jms2 wrote:So on reflection I reckon a modern Acorn machine should look quite a lot like an Atom, only a bit bigger, with a Master style keyboard - combined with the indefinable (to me anyway) glossy newness that the Spectrum Next has.
I always liked the look of the Atom, although the ridges must make the case very awkward to dust off. Maybe the Master Compact (keyboard) would be a reasonable starting point, but without the whole "black cardboard" keyboard inlay, going with the uniform moulding of the Electron's keyboard instead (whose grid plus logo decoration I always liked, and is very retro, so might actually be a better inspiration). This Spectrum Next thing might be nicely contoured and looks very shiny, but like the Spectrum+ it presumably follows on from, it still looks like a toy. (I see that they have to point out that the keyboard is not the same.)
dgrubb wrote:What I would pay good money for is an Archimedes-style inspired case, with modern outputs (USB, Ethernet, HDMI etc), into which you could just slot a Raspberry Pi Compute module loaded with the current RISC OS version.
I'm not a big fan of retro repackaging of modern machines, even though RISC OS really would run on the actual hardware in that case. No thanks to that RPi Compute Module, though: it just seems like a very awkward way of putting that hardware in stuff - maybe Broadcom got too good a deal on memory connectors and has to dump them into the market as well - and although anyone using the RPi is unlikely to be bothered by the single-sourcing issue, I'd rather see more open standards for computing modules being used. That said, given the "if you have to ask, you can't afford it" pricing of the RPi Compute Module I/O board, what you suggest could indeed be lucrative.

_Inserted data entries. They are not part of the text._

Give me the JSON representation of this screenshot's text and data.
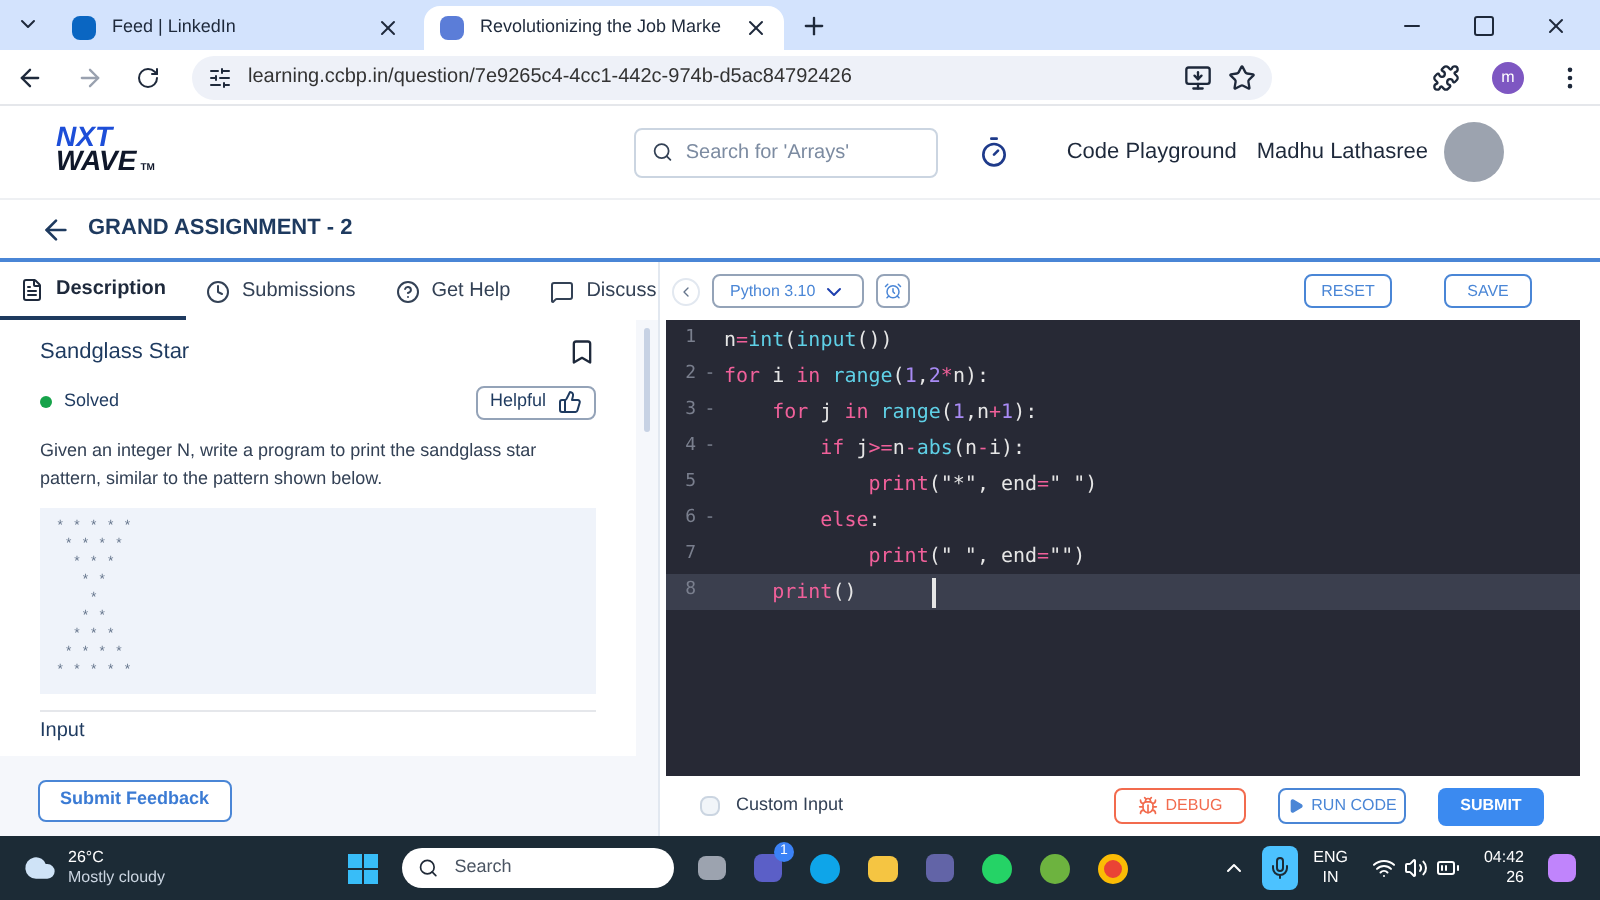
{
  "browser_tabs": [
    {
      "title": "Feed | LinkedIn",
      "selected": false
    },
    {
      "title": "Revolutionizing the Job Marke",
      "selected": true
    }
  ],
  "address_bar": {
    "url": "learning.ccbp.in/question/7e9265c4-4cc1-442c-974b-d5ac84792426",
    "profile_initial": "m"
  },
  "header": {
    "logo_top": "NXT",
    "logo_bottom": "WAVE",
    "logo_mark": "TM",
    "search": {
      "placeholder": "Search for 'Arrays'"
    },
    "playground": "Code Playground",
    "user": "Madhu Lathasree"
  },
  "assignment_title": "GRAND ASSIGNMENT - 2",
  "problem_tabs": [
    {
      "label": "Description",
      "kind": "description",
      "selected": true
    },
    {
      "label": "Submissions",
      "kind": "submissions",
      "selected": false
    },
    {
      "label": "Get Help",
      "kind": "help",
      "selected": false
    },
    {
      "label": "Discuss",
      "kind": "discuss",
      "selected": false
    }
  ],
  "problem": {
    "title": "Sandglass Star",
    "bookmarked": false,
    "status": "Solved",
    "helpful": "Helpful",
    "description": "Given an integer N, write a program to print the sandglass star pattern, similar to the pattern shown below.",
    "pattern": "* * * * *\n * * * *\n  * * *\n   * *\n    *\n   * *\n  * * *\n * * * *\n* * * * *",
    "next_heading": "Input"
  },
  "submit_feedback": "Submit Feedback",
  "editor": {
    "language": "Python 3.10",
    "reset": "RESET",
    "save": "SAVE",
    "lines": [
      {
        "number": "1",
        "current": false,
        "tokens": [
          {
            "kind": "plain",
            "text": "n"
          },
          {
            "kind": "op",
            "text": "="
          },
          {
            "kind": "func",
            "text": "int"
          },
          {
            "kind": "plain",
            "text": "("
          },
          {
            "kind": "func",
            "text": "input"
          },
          {
            "kind": "plain",
            "text": "())"
          }
        ]
      },
      {
        "number": "2",
        "fold_marker": "-",
        "current": false,
        "tokens": [
          {
            "kind": "keyword",
            "text": "for"
          },
          {
            "kind": "plain",
            "text": " i "
          },
          {
            "kind": "keyword",
            "text": "in"
          },
          {
            "kind": "func",
            "text": " range"
          },
          {
            "kind": "plain",
            "text": "("
          },
          {
            "kind": "number",
            "text": "1"
          },
          {
            "kind": "plain",
            "text": ","
          },
          {
            "kind": "number",
            "text": "2"
          },
          {
            "kind": "op",
            "text": "*"
          },
          {
            "kind": "plain",
            "text": "n):"
          }
        ]
      },
      {
        "number": "3",
        "fold_marker": "-",
        "current": false,
        "tokens": [
          {
            "kind": "keyword",
            "text": "    for"
          },
          {
            "kind": "plain",
            "text": " j "
          },
          {
            "kind": "keyword",
            "text": "in"
          },
          {
            "kind": "func",
            "text": " range"
          },
          {
            "kind": "plain",
            "text": "("
          },
          {
            "kind": "number",
            "text": "1"
          },
          {
            "kind": "plain",
            "text": ",n"
          },
          {
            "kind": "op",
            "text": "+"
          },
          {
            "kind": "number",
            "text": "1"
          },
          {
            "kind": "plain",
            "text": "):"
          }
        ]
      },
      {
        "number": "4",
        "fold_marker": "-",
        "current": false,
        "tokens": [
          {
            "kind": "keyword",
            "text": "        if"
          },
          {
            "kind": "plain",
            "text": " j"
          },
          {
            "kind": "op",
            "text": ">="
          },
          {
            "kind": "plain",
            "text": "n"
          },
          {
            "kind": "op",
            "text": "-"
          },
          {
            "kind": "func",
            "text": "abs"
          },
          {
            "kind": "plain",
            "text": "(n"
          },
          {
            "kind": "op",
            "text": "-"
          },
          {
            "kind": "plain",
            "text": "i):"
          }
        ]
      },
      {
        "number": "5",
        "current": false,
        "tokens": [
          {
            "kind": "keyword",
            "text": "            print"
          },
          {
            "kind": "plain",
            "text": "(\"*\", end"
          },
          {
            "kind": "op",
            "text": "="
          },
          {
            "kind": "plain",
            "text": "\" \")"
          }
        ]
      },
      {
        "number": "6",
        "fold_marker": "-",
        "current": false,
        "tokens": [
          {
            "kind": "keyword",
            "text": "        else"
          },
          {
            "kind": "plain",
            "text": ":"
          }
        ]
      },
      {
        "number": "7",
        "current": false,
        "tokens": [
          {
            "kind": "keyword",
            "text": "            print"
          },
          {
            "kind": "plain",
            "text": "(\" \", end"
          },
          {
            "kind": "op",
            "text": "="
          },
          {
            "kind": "plain",
            "text": "\"\")"
          }
        ]
      },
      {
        "number": "8",
        "current": true,
        "tokens": [
          {
            "kind": "keyword",
            "text": "    print"
          },
          {
            "kind": "plain",
            "text": "()"
          }
        ]
      }
    ],
    "custom_input": {
      "label": "Custom Input",
      "checked": false
    },
    "debug": "DEBUG",
    "run": "RUN CODE",
    "submit": "SUBMIT"
  },
  "taskbar": {
    "temperature": "26°C",
    "weather": "Mostly cloudy",
    "search": {
      "placeholder": "Search"
    },
    "teams_badge": "1",
    "language": "ENG",
    "region": "IN",
    "time": "04:42",
    "date": "26"
  }
}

BigEd wrote:The Beeb-coloured option for the Pi Fuze case is an example
This is the kind of thing that is obviously "just a bit of fun", but it is at the same time also an indictment of the "pretend culture" (I could say "hipster culture") that passes for normal these days. You're right that it was built to price, and I wonder what the margins were for what an unkind person might call a shoddy repackaging of the contents of a bargain bin.
lazarusr wrote:The real market would have to be former Electron owners - and that is a much smaller group than former Speccy owners.
I'm not sure it is limited to that. Some people like to pretend that they liked the Beeb or don't actually hate it - the vocal hate brigade are, of course, not necessarily representative - and you can see this with the Raspberry Pi and the way it was pitched. But as I was speculating about the case (above), I started to think that if one wanted to emphasise "retro", the Electron would be a better starting point: it may be the last Acorn product whose physical characteristics were entirely
custom designed or chosen for the purpose; you just need to look at the 8-bit successors to see re-use of the Electron or Beeb parts; the 32-bit products were all increasingly incorporating generic elements.
1024MAK wrote:Different people want different things, and the fact that prices on eBay for retro computers generally are rising indicates that there are a lot of people who want working Acorns (mainly BBC B machines). That is part of the possible market for a new machine, not just the regulars on this forum.
I think that the demand for retro computers exceeds supply, and acquiring machines from eBay isn't really a sustainable or efficient activity, either. Plus you need to have knowledge about them to avoid hazards - Beeb capacitor problems and general component aging - and to actually use them with modern displays and storage. So, while I personally think that it's great to sustain and enhance the actual old machines, I think there's absolutely a demand for newer machines that seek to reproduce the experience.
As I've now said far too often, what interests me more than fantasy remakes is the extrapolation of the old machines in a different direction to that pursued by their manufacturers, which is something that can be done with modern technology in a historically sensitive way, while also delivering a modern, reliable, and hopefully longer-lived product. That last part may be the most important part of all.